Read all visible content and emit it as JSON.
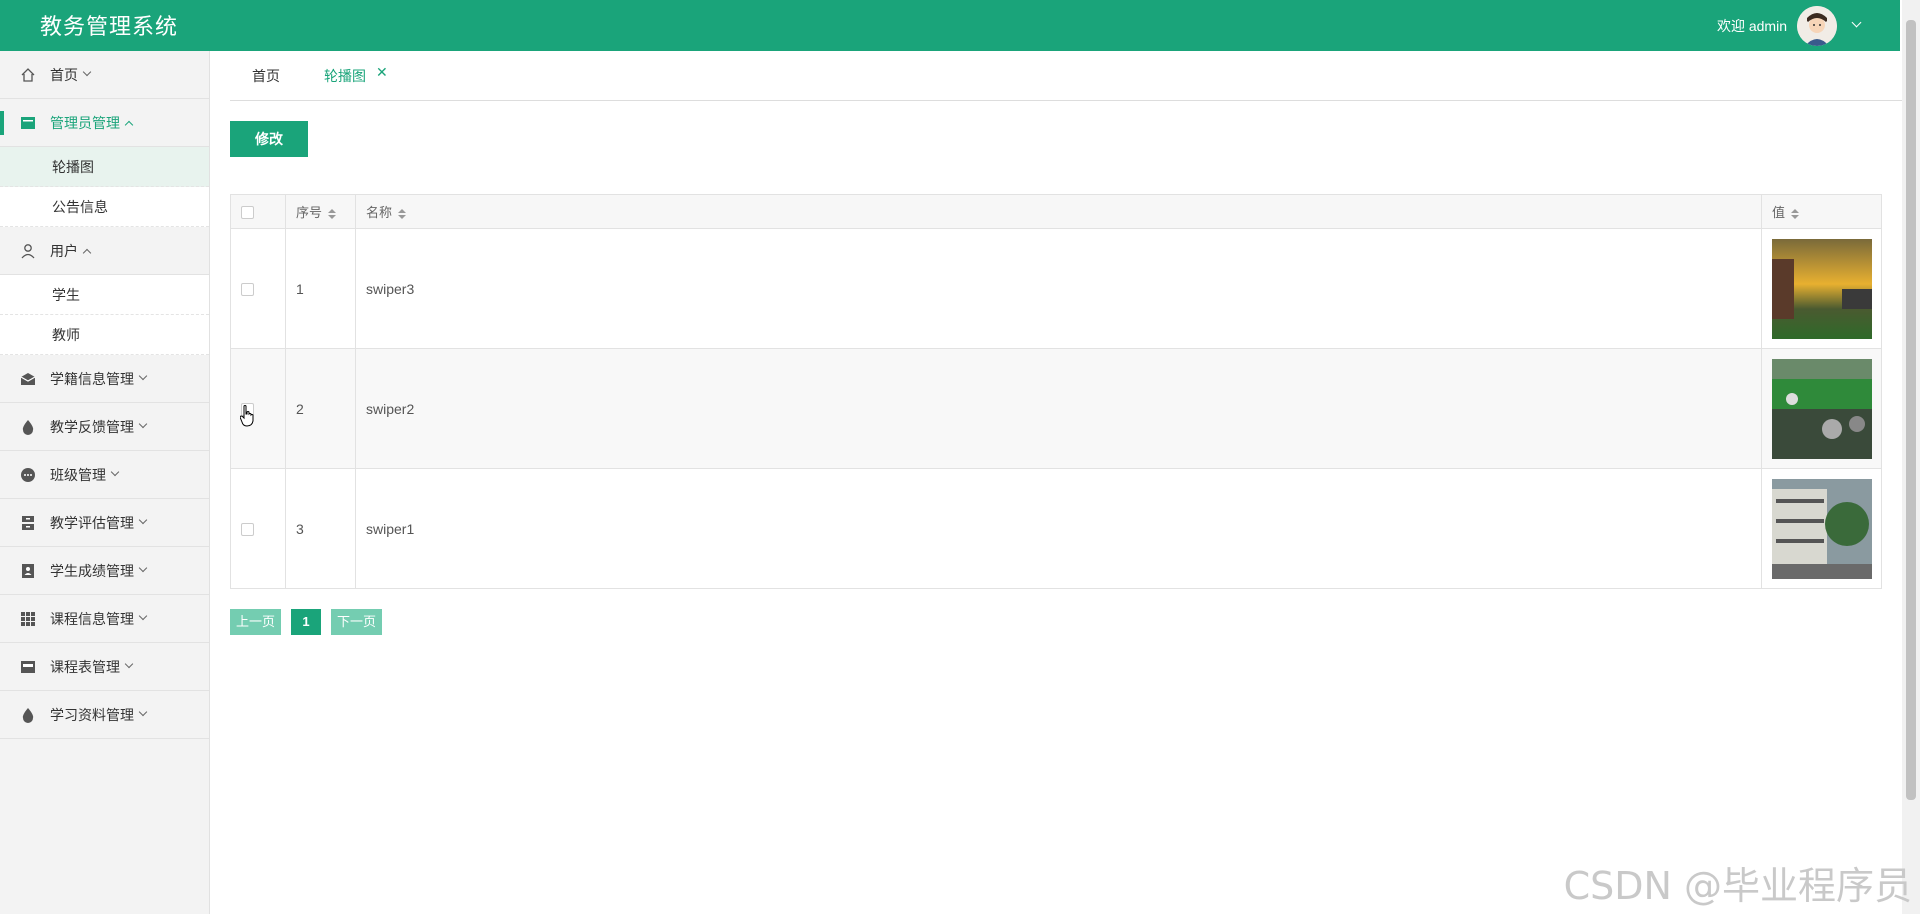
{
  "header": {
    "title": "教务管理系统",
    "welcome": "欢迎 admin"
  },
  "sidebar": {
    "items": [
      {
        "label": "首页",
        "icon": "home-icon",
        "expanded": false
      },
      {
        "label": "管理员管理",
        "icon": "admin-card-icon",
        "expanded": true,
        "active": true,
        "children": [
          {
            "label": "轮播图",
            "selected": true
          },
          {
            "label": "公告信息"
          }
        ]
      },
      {
        "label": "用户",
        "icon": "user-icon",
        "expanded": true,
        "children": [
          {
            "label": "学生"
          },
          {
            "label": "教师"
          }
        ]
      },
      {
        "label": "学籍信息管理",
        "icon": "envelope-icon",
        "expanded": false
      },
      {
        "label": "教学反馈管理",
        "icon": "drop-icon",
        "expanded": false
      },
      {
        "label": "班级管理",
        "icon": "dots-circle-icon",
        "expanded": false
      },
      {
        "label": "教学评估管理",
        "icon": "server-icon",
        "expanded": false
      },
      {
        "label": "学生成绩管理",
        "icon": "contact-book-icon",
        "expanded": false
      },
      {
        "label": "课程信息管理",
        "icon": "grid-icon",
        "expanded": false
      },
      {
        "label": "课程表管理",
        "icon": "store-icon",
        "expanded": false
      },
      {
        "label": "学习资料管理",
        "icon": "drop-icon",
        "expanded": false
      }
    ]
  },
  "tabs": [
    {
      "label": "首页",
      "active": false
    },
    {
      "label": "轮播图",
      "active": true,
      "closable": true
    }
  ],
  "toolbar": {
    "edit_label": "修改"
  },
  "table": {
    "columns": [
      "序号",
      "名称",
      "值"
    ],
    "rows": [
      {
        "index": "1",
        "name": "swiper3",
        "image": "sunset-campus-photo"
      },
      {
        "index": "2",
        "name": "swiper2",
        "image": "sports-field-photo"
      },
      {
        "index": "3",
        "name": "swiper1",
        "image": "school-building-photo"
      }
    ]
  },
  "pagination": {
    "prev": "上一页",
    "current": "1",
    "next": "下一页"
  },
  "watermark": "CSDN @毕业程序员",
  "colors": {
    "primary": "#1aa47a",
    "primary_light": "#74cdb1"
  }
}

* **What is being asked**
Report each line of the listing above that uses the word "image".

* **Expected output**
        "image": "sunset-campus-photo"
        "image": "sports-field-photo"
        "image": "school-building-photo"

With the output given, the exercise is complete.